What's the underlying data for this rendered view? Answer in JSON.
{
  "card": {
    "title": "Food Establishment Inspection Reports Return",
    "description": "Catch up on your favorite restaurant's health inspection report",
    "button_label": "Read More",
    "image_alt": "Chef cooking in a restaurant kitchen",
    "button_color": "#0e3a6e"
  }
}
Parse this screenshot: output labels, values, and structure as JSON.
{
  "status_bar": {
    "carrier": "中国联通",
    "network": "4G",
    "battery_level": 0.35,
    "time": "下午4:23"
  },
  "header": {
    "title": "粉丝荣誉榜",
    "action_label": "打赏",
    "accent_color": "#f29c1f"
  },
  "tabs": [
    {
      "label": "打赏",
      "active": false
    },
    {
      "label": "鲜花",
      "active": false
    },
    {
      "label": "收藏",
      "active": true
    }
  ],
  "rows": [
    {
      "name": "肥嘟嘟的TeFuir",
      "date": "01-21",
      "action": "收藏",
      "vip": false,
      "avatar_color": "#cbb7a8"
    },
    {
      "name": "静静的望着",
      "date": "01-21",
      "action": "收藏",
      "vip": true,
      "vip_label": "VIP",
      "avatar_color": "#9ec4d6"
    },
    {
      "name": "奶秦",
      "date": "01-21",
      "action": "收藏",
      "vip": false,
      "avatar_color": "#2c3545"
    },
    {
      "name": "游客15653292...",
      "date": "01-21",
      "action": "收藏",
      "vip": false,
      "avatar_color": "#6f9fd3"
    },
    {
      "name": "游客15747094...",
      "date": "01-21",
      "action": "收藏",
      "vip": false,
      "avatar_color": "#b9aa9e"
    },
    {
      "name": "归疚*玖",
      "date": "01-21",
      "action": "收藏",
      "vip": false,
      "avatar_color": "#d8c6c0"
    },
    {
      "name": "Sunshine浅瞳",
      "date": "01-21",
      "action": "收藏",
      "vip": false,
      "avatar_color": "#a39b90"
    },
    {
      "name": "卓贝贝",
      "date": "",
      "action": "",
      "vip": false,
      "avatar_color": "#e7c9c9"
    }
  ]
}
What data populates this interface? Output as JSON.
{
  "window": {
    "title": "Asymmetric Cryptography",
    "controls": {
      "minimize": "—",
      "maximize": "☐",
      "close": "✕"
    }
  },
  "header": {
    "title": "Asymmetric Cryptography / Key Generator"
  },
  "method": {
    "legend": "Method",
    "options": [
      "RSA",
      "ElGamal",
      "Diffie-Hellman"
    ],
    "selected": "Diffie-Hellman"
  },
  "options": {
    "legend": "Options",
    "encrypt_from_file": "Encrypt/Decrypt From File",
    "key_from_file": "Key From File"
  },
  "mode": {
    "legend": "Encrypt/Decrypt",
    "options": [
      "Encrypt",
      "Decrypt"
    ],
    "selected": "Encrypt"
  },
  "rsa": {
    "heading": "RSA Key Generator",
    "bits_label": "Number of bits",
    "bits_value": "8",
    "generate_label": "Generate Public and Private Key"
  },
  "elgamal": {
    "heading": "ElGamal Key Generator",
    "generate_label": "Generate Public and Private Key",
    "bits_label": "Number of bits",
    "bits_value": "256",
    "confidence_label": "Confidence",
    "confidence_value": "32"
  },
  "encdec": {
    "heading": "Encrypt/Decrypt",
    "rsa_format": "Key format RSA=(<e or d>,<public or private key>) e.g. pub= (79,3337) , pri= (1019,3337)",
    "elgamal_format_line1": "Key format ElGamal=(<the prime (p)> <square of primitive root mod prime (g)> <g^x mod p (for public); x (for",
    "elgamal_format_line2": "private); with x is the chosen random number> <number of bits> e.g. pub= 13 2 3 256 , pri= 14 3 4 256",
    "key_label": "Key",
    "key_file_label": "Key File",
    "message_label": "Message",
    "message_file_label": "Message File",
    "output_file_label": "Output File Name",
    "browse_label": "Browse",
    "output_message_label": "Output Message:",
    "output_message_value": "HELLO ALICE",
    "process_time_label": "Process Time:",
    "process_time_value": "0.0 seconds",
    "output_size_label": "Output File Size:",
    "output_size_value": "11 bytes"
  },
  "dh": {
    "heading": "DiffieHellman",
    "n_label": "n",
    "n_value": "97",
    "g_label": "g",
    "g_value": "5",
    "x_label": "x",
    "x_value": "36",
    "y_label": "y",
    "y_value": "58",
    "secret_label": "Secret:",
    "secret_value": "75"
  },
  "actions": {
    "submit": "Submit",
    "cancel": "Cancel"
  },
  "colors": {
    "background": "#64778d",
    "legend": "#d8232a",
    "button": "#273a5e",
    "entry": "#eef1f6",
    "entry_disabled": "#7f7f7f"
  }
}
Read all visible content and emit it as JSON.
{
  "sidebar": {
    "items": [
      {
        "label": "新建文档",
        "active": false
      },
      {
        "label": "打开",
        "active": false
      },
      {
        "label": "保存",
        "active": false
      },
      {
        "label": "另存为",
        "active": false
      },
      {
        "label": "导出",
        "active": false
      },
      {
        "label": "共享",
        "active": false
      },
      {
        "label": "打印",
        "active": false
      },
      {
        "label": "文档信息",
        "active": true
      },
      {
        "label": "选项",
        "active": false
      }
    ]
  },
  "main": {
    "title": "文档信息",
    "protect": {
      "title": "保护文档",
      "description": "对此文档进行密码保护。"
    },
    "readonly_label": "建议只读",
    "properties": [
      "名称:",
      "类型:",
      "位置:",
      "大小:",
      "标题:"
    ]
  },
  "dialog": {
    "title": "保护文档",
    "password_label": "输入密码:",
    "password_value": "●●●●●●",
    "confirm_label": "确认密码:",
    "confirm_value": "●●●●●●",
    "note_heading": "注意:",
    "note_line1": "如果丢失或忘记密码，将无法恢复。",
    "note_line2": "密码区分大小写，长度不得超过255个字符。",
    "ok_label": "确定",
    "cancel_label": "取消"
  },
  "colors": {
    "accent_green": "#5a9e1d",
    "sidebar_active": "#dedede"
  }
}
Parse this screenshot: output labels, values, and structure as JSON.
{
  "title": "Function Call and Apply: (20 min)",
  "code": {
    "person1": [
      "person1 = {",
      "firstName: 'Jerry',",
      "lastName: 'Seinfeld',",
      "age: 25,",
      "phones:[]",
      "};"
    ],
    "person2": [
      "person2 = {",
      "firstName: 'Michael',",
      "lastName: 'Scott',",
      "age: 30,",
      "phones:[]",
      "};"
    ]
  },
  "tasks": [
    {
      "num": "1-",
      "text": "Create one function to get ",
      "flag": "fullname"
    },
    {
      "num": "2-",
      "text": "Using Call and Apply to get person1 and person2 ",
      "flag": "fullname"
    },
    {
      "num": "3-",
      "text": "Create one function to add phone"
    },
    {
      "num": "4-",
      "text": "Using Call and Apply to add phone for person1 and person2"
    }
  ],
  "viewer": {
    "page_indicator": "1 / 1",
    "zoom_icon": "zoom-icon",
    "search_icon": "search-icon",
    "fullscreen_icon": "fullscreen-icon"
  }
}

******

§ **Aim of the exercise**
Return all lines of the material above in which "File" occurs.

§ **Answer to this problem**
    "encrypt_from_file": "Encrypt/Decrypt From File",
    "key_from_file": "Key From File"
    "key_file_label": "Key File",
    "message_file_label": "Message File",
    "output_file_label": "Output File Name",
    "output_size_label": "Output File Size:",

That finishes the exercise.